Tattoodo is your number one destination for everything tattoos — finding a shop, preparing for your first tattoo, learning more about the tattoo community. Our guides are meant as a toolkit to help you be the best client and learn how to work with your tattoo artist to create the tattoo of your dreams. Remember: No matter what you read on the internet, your artist’s advice should be considered the gold standard.
Flash (pre-made drawings you can choose from the artist as is, with no alterations) has its place, and we love flash, but custom art’s popularity is a direct outgrowth of the booming tattoo industry. So, you know you want a custom tattoo — what happens now?
1. You will probably, most likely, have to have a face-to-face consultation
Email makes communication compounded and is easy to misinterpret. Phone calls interrupt an artist’s work day. After you’ve put down a deposit, your next session will most likely be a consultation. Most artists prefer to talk through your vision with you. They might sit with an iPad or computer and save references and doodle a little bit. They might also measure out the area of your body that’s going to be tattooed, and even use some sharpies on you to mock up some ideas. You being there in person will make this creative process more collaborative and speedier.
2. Prep your references.
Some artists like images emailed to them, others prefer print-outs handed to them at a consultation. Be prepared, and look on the shop’s website for any direction they might give. Regardless, you should have some ideas before you come to the consultation. It’s okay to need direction, just don’t come entirely blank.

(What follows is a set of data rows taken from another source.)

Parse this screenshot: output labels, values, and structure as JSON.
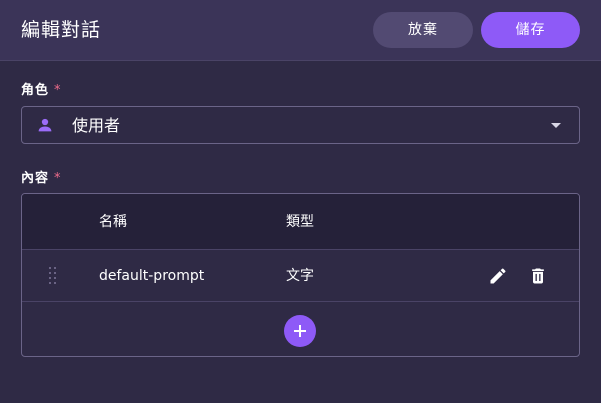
{
  "dialog": {
    "title": "編輯對話",
    "discard_label": "放棄",
    "save_label": "儲存"
  },
  "role_field": {
    "label": "角色",
    "required_mark": "*",
    "value": "使用者",
    "icon": "person-icon"
  },
  "content_field": {
    "label": "內容",
    "required_mark": "*",
    "columns": [
      "名稱",
      "類型"
    ],
    "rows": [
      {
        "name": "default-prompt",
        "type": "文字"
      }
    ]
  },
  "colors": {
    "accent": "#8e5af7",
    "required": "#f06c8c",
    "background": "#2f2a45",
    "header": "#3b3458"
  }
}
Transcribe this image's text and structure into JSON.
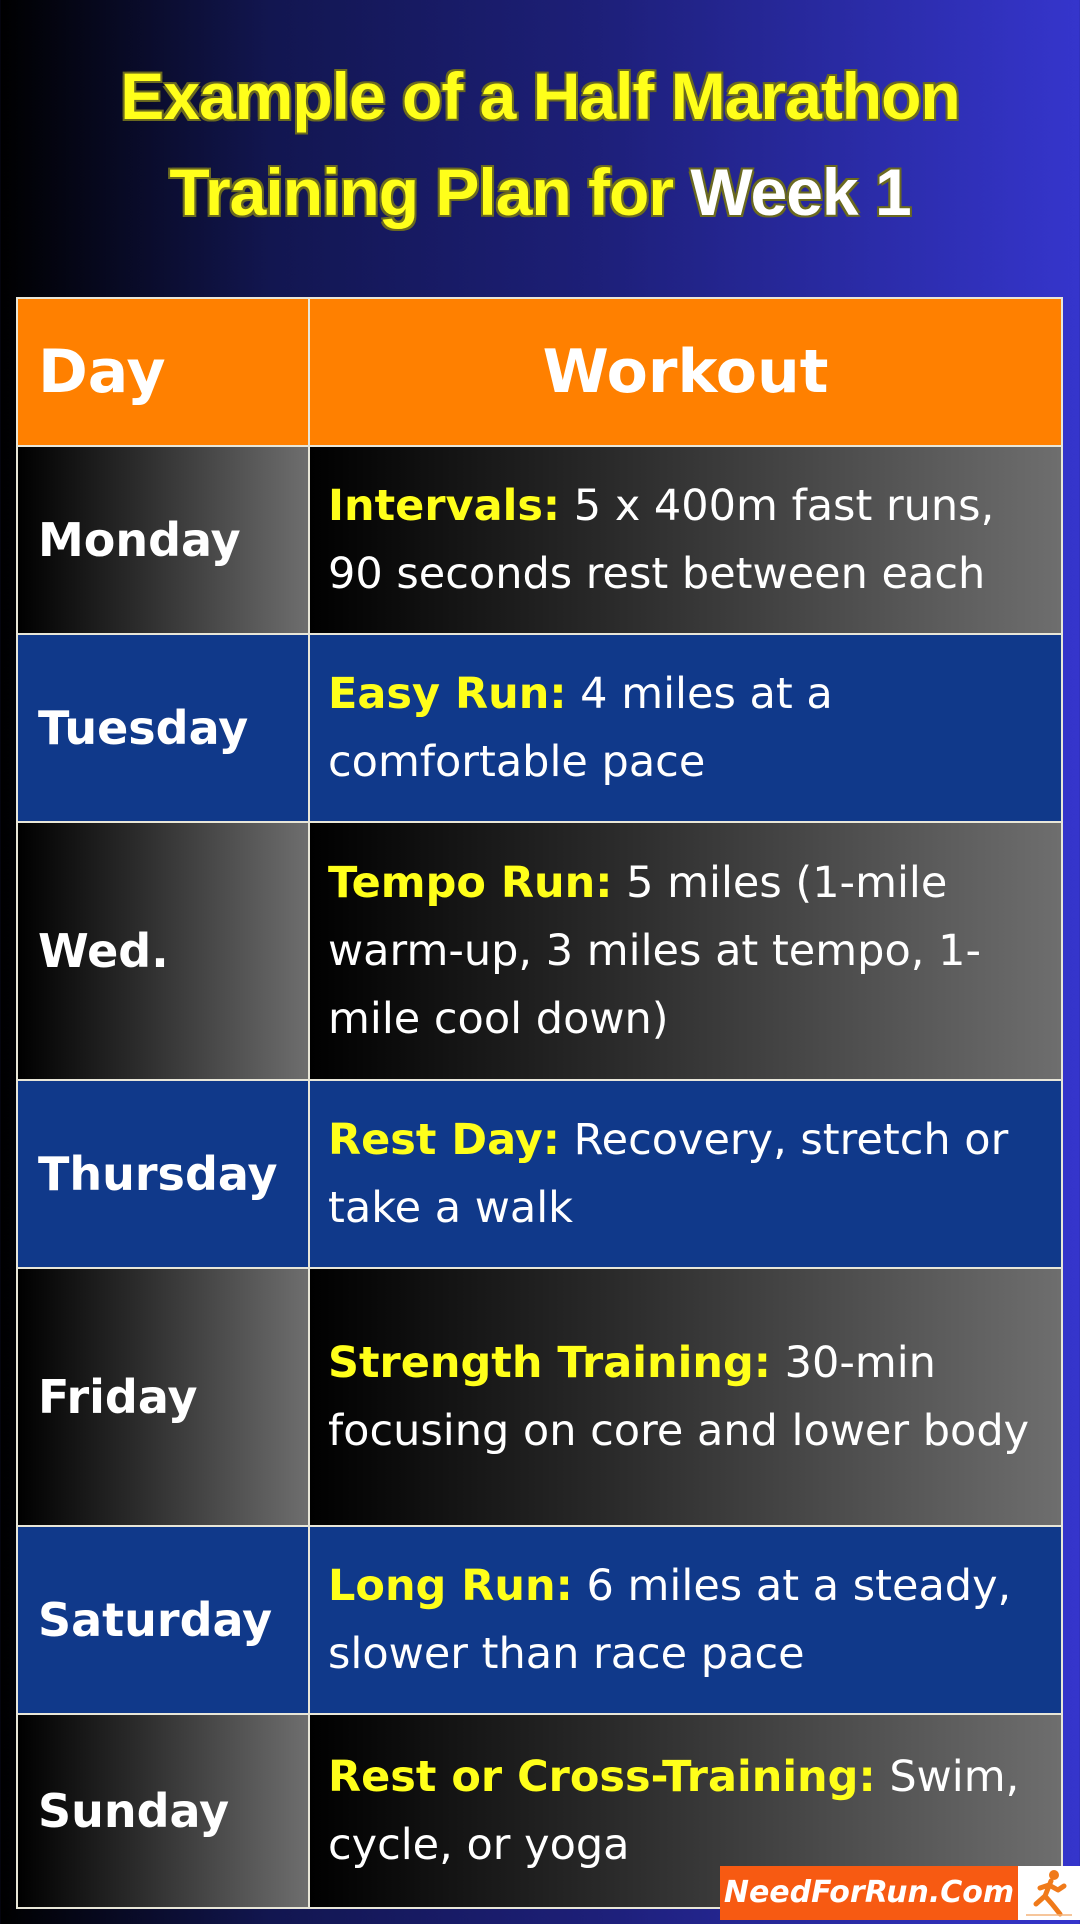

3. Your own art means your own original art.
Remember you can’t bring someone else’s art to a different artist. It’s just rude. If you see something on Instagram you like, save it, and offer to the artist as a way of giving art direction. You can’t rip off someone else’s design — then it’s not customized!
4. Know your artist’s style before you book
You’ve done your research, right? It’s a major faux pas to go to a tattoo artist who specializes in one style and ask them to do another. Make sure you’ve got your information and desires right, and you’re not asking a leading blackworker for a watercolor tattoo.
5. Listen to your artist about design and placement
They’ve been doing this a while, and they know what’s best! There are certain ways that art can look and move on different parts of the body, and there are certain placements that might make the art seem squished. Let your artist take the lead. But remember: if you’re feeling like the placement isn’t quite right, it’s okay to vocalize. Just be respectful, and deferential if your artist has a reason for that placement. They probably have some facts to back up their choice.
6. Time is money and money is time
Don’t be cheap — you’ll get what you pay for! Make sure you know your artist’s hourly rate, and be prepared to pay it. Your deposit gets you that original piece of art. If you go back and make changes, that should cost money, since it’s new art after all. Be ready to spend for this original piece you’re going to get, and save up and be patient.
Getting beautiful, original tattoos is a process and it’s worth it. You’re investing in something no one else will ever have, and that means it should take time and money. When you know what to expect in the design process, and you come prepared, you do a service to everyone involved, especially yourself.